CHICAGO (CBS) — Several Chicago Park District employees are facing disciplinary action and might be fired after allegedly selling scrap metal for more than $64,000 in cash, which they never turned over to the district. Another group of current and former employees is accused of setting up Sam’s Club memberships using the district’s tax exempt status.

The investigations were detailed in Park District Inspector General Will Fletcher’s first quarter report, which also revealed an administrative worker was hired without verifying that the employee had the required bachelor’s degree, and another staffer falsified documents to certify a friend had completed court-ordered community service.

An investigation by Fletcher’s office discovered 11 employees sold Park District scrap metal for cash between 2012 and 2017, rather than taking payments by check as required by policy. Nearly 300 combined transactions amounted to $64,000 in cash that was never turned over to the Park District.

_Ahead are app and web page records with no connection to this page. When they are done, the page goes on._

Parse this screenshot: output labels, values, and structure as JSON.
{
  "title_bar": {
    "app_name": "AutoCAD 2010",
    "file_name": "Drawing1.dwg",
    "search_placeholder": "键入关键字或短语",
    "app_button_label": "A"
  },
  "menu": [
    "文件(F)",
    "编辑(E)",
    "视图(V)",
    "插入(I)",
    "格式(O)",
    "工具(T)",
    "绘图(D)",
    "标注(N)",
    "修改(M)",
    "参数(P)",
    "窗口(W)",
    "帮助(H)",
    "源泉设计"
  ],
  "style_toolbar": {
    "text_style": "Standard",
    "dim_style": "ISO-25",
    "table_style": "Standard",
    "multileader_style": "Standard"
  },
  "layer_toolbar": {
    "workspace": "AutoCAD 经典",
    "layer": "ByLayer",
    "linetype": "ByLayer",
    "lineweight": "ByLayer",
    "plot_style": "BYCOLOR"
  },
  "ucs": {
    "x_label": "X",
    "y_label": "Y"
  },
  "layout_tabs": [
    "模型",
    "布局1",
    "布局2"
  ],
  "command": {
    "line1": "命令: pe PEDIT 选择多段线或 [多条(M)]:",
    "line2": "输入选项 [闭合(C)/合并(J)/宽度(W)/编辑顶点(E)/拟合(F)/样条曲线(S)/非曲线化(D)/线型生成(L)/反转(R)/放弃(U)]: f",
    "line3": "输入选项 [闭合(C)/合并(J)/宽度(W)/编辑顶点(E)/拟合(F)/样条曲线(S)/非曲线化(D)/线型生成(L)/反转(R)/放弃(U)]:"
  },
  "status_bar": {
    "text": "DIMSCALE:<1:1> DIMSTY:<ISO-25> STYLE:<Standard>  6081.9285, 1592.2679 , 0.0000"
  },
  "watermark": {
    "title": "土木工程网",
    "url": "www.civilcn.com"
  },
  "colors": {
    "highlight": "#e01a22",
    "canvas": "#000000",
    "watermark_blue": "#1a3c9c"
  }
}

According to the inspector general’s office, two employees were responsible for the bulk of the illicit transactions, amounting to $44,000 that never made it to the Park District. Those employees denied taking any of the money for themselves, claiming they gave it to a now-retired foreman and that they didn’t know what the foreman did with the cash.

During the same time span, the Park District received only $19,634 in scrap metal payments by check.

Fletcher’s office recommended the two employees responsible for most of the missing cash be fired and that the Park District tell scrap metal vendors to pay it for scrap metal exclusively by check.

The district has moved to fire the two employees and has initiated disciplinary proceedings for the other nine who took cash they never turned over to the district.

In another investigation, Fletcher’s office found 24 Sam’s Club memberships had been set up using the district’s tax exempt status, allowing the individuals who created those accounts to avoid paying sales taxes.

Seventeen of those 24 accounts were set up by current or former Park District employees. The others involved were never employed by the district.

Three supervisors allegedly used the tax exempt memberships to purchase thousands of dollars of merchandise between 2015 and 2019. Those employees insisted some of those purchases were made for the Park District but admitted most were for personal items.

The inspector general’s office said the employees claimed they didn’t know their personal purchases were not taxed, even though Sam’s Club requires customers to confirm they are making a tax-exempt purchase for all such transactions.

One employee purchased more than $14,000 of merchandise from Sam’s Club, most with a tax exemption; another purchased approximately $9,300 of goods, mostly tax-free; and the third bought items worth more than $2,800 without paying taxes.

The inspector general recommended those three be required to retroactively pay any sales taxes they owed on those purchases and urged the Park District to take disciplinary action for all current employees who made unauthorized tax-exempt purchases. It also advised the Park District to restrict access to its tax-exempt letter and to have Sam’s Club cancel the 24 tax-exempt accounts.

A third investigation determined the Park District hired a full-time administrative employee without requiring proof the worker had a bachelor’s degree required for that position, even though the inspector general had already found red flags in the candidate’s application – including an incomplete transcript and a listed graduation date of 01/9999.

The employee involved resigned after the inspector general recommended the worker be fired.

Finally, an inspector general’s investigation revealed a Park District worker submitted falsified documents to a downstate court, verifying a friend had completed 100 hours of court-ordered community service following a felony conviction for theft and forgery.

That employee has been fired.